Records from a collection:
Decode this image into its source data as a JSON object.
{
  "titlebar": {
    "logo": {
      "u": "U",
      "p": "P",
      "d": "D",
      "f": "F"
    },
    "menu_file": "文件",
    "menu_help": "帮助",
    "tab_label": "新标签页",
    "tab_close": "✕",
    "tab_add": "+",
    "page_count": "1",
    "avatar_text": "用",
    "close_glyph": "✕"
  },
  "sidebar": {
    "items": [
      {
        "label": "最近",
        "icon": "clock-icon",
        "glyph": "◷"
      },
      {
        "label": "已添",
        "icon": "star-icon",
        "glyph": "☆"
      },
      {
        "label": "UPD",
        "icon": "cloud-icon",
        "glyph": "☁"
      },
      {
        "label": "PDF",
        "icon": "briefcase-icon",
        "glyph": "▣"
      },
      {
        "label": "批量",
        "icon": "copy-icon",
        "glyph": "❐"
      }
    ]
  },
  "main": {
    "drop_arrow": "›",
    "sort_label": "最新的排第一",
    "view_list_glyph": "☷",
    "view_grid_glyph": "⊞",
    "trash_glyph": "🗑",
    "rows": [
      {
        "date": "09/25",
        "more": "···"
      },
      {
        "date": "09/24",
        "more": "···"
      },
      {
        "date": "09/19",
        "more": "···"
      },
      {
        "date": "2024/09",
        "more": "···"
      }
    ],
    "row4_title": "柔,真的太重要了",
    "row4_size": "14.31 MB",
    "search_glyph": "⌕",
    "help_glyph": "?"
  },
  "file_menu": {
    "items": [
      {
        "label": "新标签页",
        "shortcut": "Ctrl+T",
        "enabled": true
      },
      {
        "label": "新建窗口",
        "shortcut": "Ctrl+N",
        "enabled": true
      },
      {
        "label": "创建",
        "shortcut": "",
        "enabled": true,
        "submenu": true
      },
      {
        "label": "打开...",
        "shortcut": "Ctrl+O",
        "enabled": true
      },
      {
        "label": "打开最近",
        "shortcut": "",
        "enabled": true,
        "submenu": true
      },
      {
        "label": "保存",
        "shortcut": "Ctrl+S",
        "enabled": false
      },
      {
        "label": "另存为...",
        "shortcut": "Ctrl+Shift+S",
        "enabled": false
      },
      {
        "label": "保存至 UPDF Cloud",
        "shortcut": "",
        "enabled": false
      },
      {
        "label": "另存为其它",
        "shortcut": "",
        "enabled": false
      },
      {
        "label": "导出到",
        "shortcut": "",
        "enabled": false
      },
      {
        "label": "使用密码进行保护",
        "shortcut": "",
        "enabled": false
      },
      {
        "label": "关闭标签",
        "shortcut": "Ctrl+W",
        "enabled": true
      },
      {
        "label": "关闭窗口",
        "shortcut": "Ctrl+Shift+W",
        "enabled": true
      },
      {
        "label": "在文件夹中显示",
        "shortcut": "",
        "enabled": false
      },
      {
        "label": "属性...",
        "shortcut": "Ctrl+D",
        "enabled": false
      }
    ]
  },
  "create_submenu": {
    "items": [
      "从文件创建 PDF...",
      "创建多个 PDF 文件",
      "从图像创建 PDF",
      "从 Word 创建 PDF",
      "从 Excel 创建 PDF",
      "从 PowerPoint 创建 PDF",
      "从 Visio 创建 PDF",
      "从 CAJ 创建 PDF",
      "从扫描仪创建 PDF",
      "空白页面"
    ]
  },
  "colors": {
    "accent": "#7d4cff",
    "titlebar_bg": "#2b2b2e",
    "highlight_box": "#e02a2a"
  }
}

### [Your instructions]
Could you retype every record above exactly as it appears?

### [Response box]
Decode this image into its source data as a JSON object.
{
  "titlebar": {
    "logo": {
      "u": "U",
      "p": "P",
      "d": "D",
      "f": "F"
    },
    "menu_file": "文件",
    "menu_help": "帮助",
    "tab_label": "新标签页",
    "tab_close": "✕",
    "tab_add": "+",
    "page_count": "1",
    "avatar_text": "用",
    "close_glyph": "✕"
  },
  "sidebar": {
    "items": [
      {
        "label": "最近",
        "icon": "clock-icon",
        "glyph": "◷"
      },
      {
        "label": "已添",
        "icon": "star-icon",
        "glyph": "☆"
      },
      {
        "label": "UPD",
        "icon": "cloud-icon",
        "glyph": "☁"
      },
      {
        "label": "PDF",
        "icon": "briefcase-icon",
        "glyph": "▣"
      },
      {
        "label": "批量",
        "icon": "copy-icon",
        "glyph": "❐"
      }
    ]
  },
  "main": {
    "drop_arrow": "›",
    "sort_label": "最新的排第一",
    "view_list_glyph": "☷",
    "view_grid_glyph": "⊞",
    "trash_glyph": "🗑",
    "rows": [
      {
        "date": "09/25",
        "more": "···"
      },
      {
        "date": "09/24",
        "more": "···"
      },
      {
        "date": "09/19",
        "more": "···"
      },
      {
        "date": "2024/09",
        "more": "···"
      }
    ],
    "row4_title": "柔,真的太重要了",
    "row4_size": "14.31 MB",
    "search_glyph": "⌕",
    "help_glyph": "?"
  },
  "file_menu": {
    "items": [
      {
        "label": "新标签页",
        "shortcut": "Ctrl+T",
        "enabled": true
      },
      {
        "label": "新建窗口",
        "shortcut": "Ctrl+N",
        "enabled": true
      },
      {
        "label": "创建",
        "shortcut": "",
        "enabled": true,
        "submenu": true
      },
      {
        "label": "打开...",
        "shortcut": "Ctrl+O",
        "enabled": true
      },
      {
        "label": "打开最近",
        "shortcut": "",
        "enabled": true,
        "submenu": true
      },
      {
        "label": "保存",
        "shortcut": "Ctrl+S",
        "enabled": false
      },
      {
        "label": "另存为...",
        "shortcut": "Ctrl+Shift+S",
        "enabled": false
      },
      {
        "label": "保存至 UPDF Cloud",
        "shortcut": "",
        "enabled": false
      },
      {
        "label": "另存为其它",
        "shortcut": "",
        "enabled": false
      },
      {
        "label": "导出到",
        "shortcut": "",
        "enabled": false
      },
      {
        "label": "使用密码进行保护",
        "shortcut": "",
        "enabled": false
      },
      {
        "label": "关闭标签",
        "shortcut": "Ctrl+W",
        "enabled": true
      },
      {
        "label": "关闭窗口",
        "shortcut": "Ctrl+Shift+W",
        "enabled": true
      },
      {
        "label": "在文件夹中显示",
        "shortcut": "",
        "enabled": false
      },
      {
        "label": "属性...",
        "shortcut": "Ctrl+D",
        "enabled": false
      }
    ]
  },
  "create_submenu": {
    "items": [
      "从文件创建 PDF...",
      "创建多个 PDF 文件",
      "从图像创建 PDF",
      "从 Word 创建 PDF",
      "从 Excel 创建 PDF",
      "从 PowerPoint 创建 PDF",
      "从 Visio 创建 PDF",
      "从 CAJ 创建 PDF",
      "从扫描仪创建 PDF",
      "空白页面"
    ]
  },
  "colors": {
    "accent": "#7d4cff",
    "titlebar_bg": "#2b2b2e",
    "highlight_box": "#e02a2a"
  }
}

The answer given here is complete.